Crimson Lake appears to be a quiet little town, but it seems as though appearances can be deceiving - something former police detective Ted Conkaffrey is discovering all too quickly.  Since his arrest and trial for a crime he didn't commit, a trial that didn't exonerate him, he has lived in self imposed exile in the small town which suits him just fine for the time being.  When he and his boss are called in to investigate a double murder it is rather uncomfortable - for everyone other than his boss Amanda that is, noting seems to phase Amanda.  The family has called them in at the start of the investigation, which means that Ted and Amanda are having to dance around the cops who despise both of them, treading on toes and trying to curry favour to get the information they need.

Just when Ted should be concentrating on the case he finds his own past coming back to haunt him - or his alleged past anyway.  Finally agreeing to do an interview seems like a good idea, but it turns out that the media never play fair when ratings are at stake and his name is going to be dragged through the mud again.  Despite growing pressure from his supporters and loyal listeners of the Innocent Ted podcasts there are plenty of people who think that Ted is the scum he is portrayed to be, and when he finds himself saddled with two "babysitters" who work for a notorious criminal from his police past it doesn't go down so well with some people - including his soon to be ex-wife.  When an unexpected ally turns up, if they can be called that at all, Ted starts making some surprising discoveries that could lead him to the real culprit.

I loved the first book in this series and I was really looking forward to reading Redemption Point, but also dreading it too because so often a powerful book like Crimson Lake makes it almost impossible to write a good follow up - but I needed have been worried because Redemption Point was everything it should be and nothing it shouldn't.   Once again Candice Fox has thrown us into the deep end that is the life of a disgraced cop who has to interact, and even work alongside, the small town police who see him as the lowest of the low for doing unspeakable acts while wearing the badge.  With very few friends and allies to call upon in his new home town, it is not surprising that he has developed some interesting quirks that make him all the more human as a character.

One of the most enjoyable parts of Redemption Point is how everything starts spiraling out of control for Ted, but not in the expected ways.  This is a meaty story that is both divided and joined, with Ted following his story and his leads, Amanda following their case, the Police working on the investigation and including/excluding Amanda as they see fit, and the story that happens in Sydney in the past and the present.  This is a deeply satisfying read, and the ending was both expected and unexpected, and leaves a big space for another book in the series - but also, at the same time, provides story loops and spirals that also close several parts of the story off.  Any book that has me talking in riddles and code has to be good!  An amazing read that I devoured in a single afternoon because I could not put it down.

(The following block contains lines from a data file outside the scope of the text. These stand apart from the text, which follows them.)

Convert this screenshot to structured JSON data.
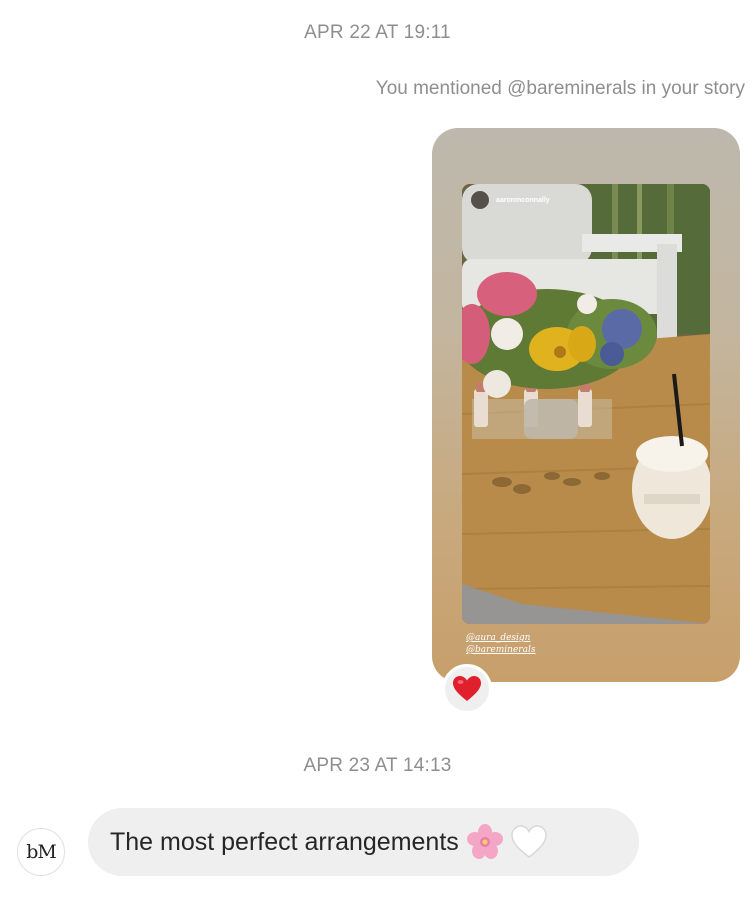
{
  "thread": {
    "timestamp_1": "APR 22 AT 19:11",
    "mention_text": "You mentioned @bareminerals in your story",
    "story": {
      "username": "aaronmconnally",
      "tags": [
        "@aura_design",
        "@bareminerals"
      ],
      "image_icon": "story-photo-flowers-table"
    },
    "reaction_icon": "red-heart-icon",
    "timestamp_2": "APR 23 AT 14:13",
    "message": {
      "sender_avatar_text": "bM",
      "text": "The most perfect arrangements",
      "emojis": [
        "cherry-blossom-icon",
        "white-heart-icon"
      ]
    }
  },
  "colors": {
    "bubble_bg": "#efefef",
    "timestamp": "#8e8e8e",
    "heart": "#e0202c"
  }
}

If you like this book then try:

Reviewed by Brilla

Tuesday, February 6, 2018

Forest of a thousand lanterns by Julie C. Dao

Xifeng lives a simple life in a small village, working alongside her aunt and their hired helper Ning to create beautiful patterns on silk.  Her embroidery is beautiful and practiced, but not as beautiful as Xifeng herself, and for all of her eighteen years her aunt has told her that she is destined for great things, destined to become the Empress of all of Feng Lu.  That destiny is all her aunt cares about, but Xifeng is torn between her promised destiny and the young man that makes her heart sing and race.  Sneaking around to spend time with Wei is exciting, but also dangerous, her body bears the scars of beatings dished out by her aunt for stolen moments with her love.

When Xifeng is thrust onto the path of her destiny she is an innocent peasant, her experience limited to the life and politics of her small village - the world beyond is full of beauty, danger, and hidden secrets.  Her promised density glitters like a jewel just out of reach, and Xifeng slowly comes to realise that if she wants to be the Empress that she will need to make a choice - the path to glory and power that will cost her dearly, or a life of obscurity living the rest of her life with Wei.  Thrust into the glittering world of the Emperor and Empress, Xifeng quickly realises that she has much to learn about life in the palace, and about her own life. 

Forest of a thousand lanterns was a delightful find, a journey into a fantasy world that has echoes of Chinese and Japanese history and culture woven together to create a world that is believable and unforgettable.  You connect immediately with Xifeng and her story, a story that does not take the expected path, and that has plenty of twists and turns to keep you hooked and shocked by turn.  It is not often that a character has me ready to shake them and congratulate them by turn - at times you can't help but cheer as Xifeng finds a way to overcome or work around obstacles, but there are also times when you feel like asking her "what are you doing???". 

Fantasy novels can be hit and miss, some bury you in details and others push you too far and too fast, but Julie C. Dao paced the story well and found the perfect balance of description and character development to help you visualise the world and the characters without bogging you down in the little details.  The end came rather abruptly and did feel a touch rushed, but that could just be because I had enjoyed the book so much and didn't want it to end.  There are mature themes in this book, so it is best suited to older teens or mature teens - and highly recommended for adult readers too!  While it is only February, Forest of a thousand lanterns is a strong front runner for my best book of the year.

Now comes the impatient wait for the next book in the series to see what happens next for Xifeng and her world.

If you like this book then try:

Reviewed by Brilla

Thursday, February 1, 2018

Still waters by Nigel McCrery

DCI Mark Lapslie has been on "gardening leave" for the past few months, a charming catch all euphemism used to describe long term leave for health reasons.  His health reason is synaesthesia, a neurological condition that means his senses are 'cross wired' and he tastes the noises around him.  Sometimes it is pleasant, a taste of citrus across his tongue when he hears a voice, a taste of chocolate when his phone rings - other times it might be the taste of rotting meat when he hears a certain song.  The condition has wreaked havoc on his personal life too, driving his wife and children out of the family home because he couldn't handle the tastes that came with the normal sounds of family life. 

Forced away from regular police work Lapslie has worked on special projects, staying away from the bustle and noise that is synonymous with a police station.  When a phone call comes out of the blue asking him to come to a crime scene it is a shock, not just because he has been called to a case, but also because his name was flagged because of an aspect of the case that sounds vaguely familiar but doesn't ring any real bells.  What he discovers is an elderly victim in a shallow grave with a rather distinctive mutilation.  As Lapslie digs into the case he finds himself battling not only the unique challenges of his synaesthesia, but also a surprising amount of red tape.  There is a killer on the loose, and if no one stops her the list of victims will continue to grow.

I picked up Still waters after seeing the latest book in the series on a new books list, and as I like reading series in order I tracked down the first book in the series - and I was not disappointed.  Still waters is an interesting read, not just because it blends the parallel storylines of the killer and Lapslie so well, but also because of the history and depth of characters that are portrayed through the story.  Lapslie is not perfect, but he is also a unique character because of his neurological condition.   The killer is also interesting and unique in a world of serial killers clamouring for attention, she is not what you expect and has motivations that make sense.  There is also a subtle note of conspiracy that makes an appearance and makes you wonder what is going on.

I really enjoyed Still waters, and have passed the novel on to my mother to read as it was well written and well paced to keep you hooked from cover to cover - although for a senior citizen it may be a little close to home for her!

If you like this book then try:

Reviewed by Brilla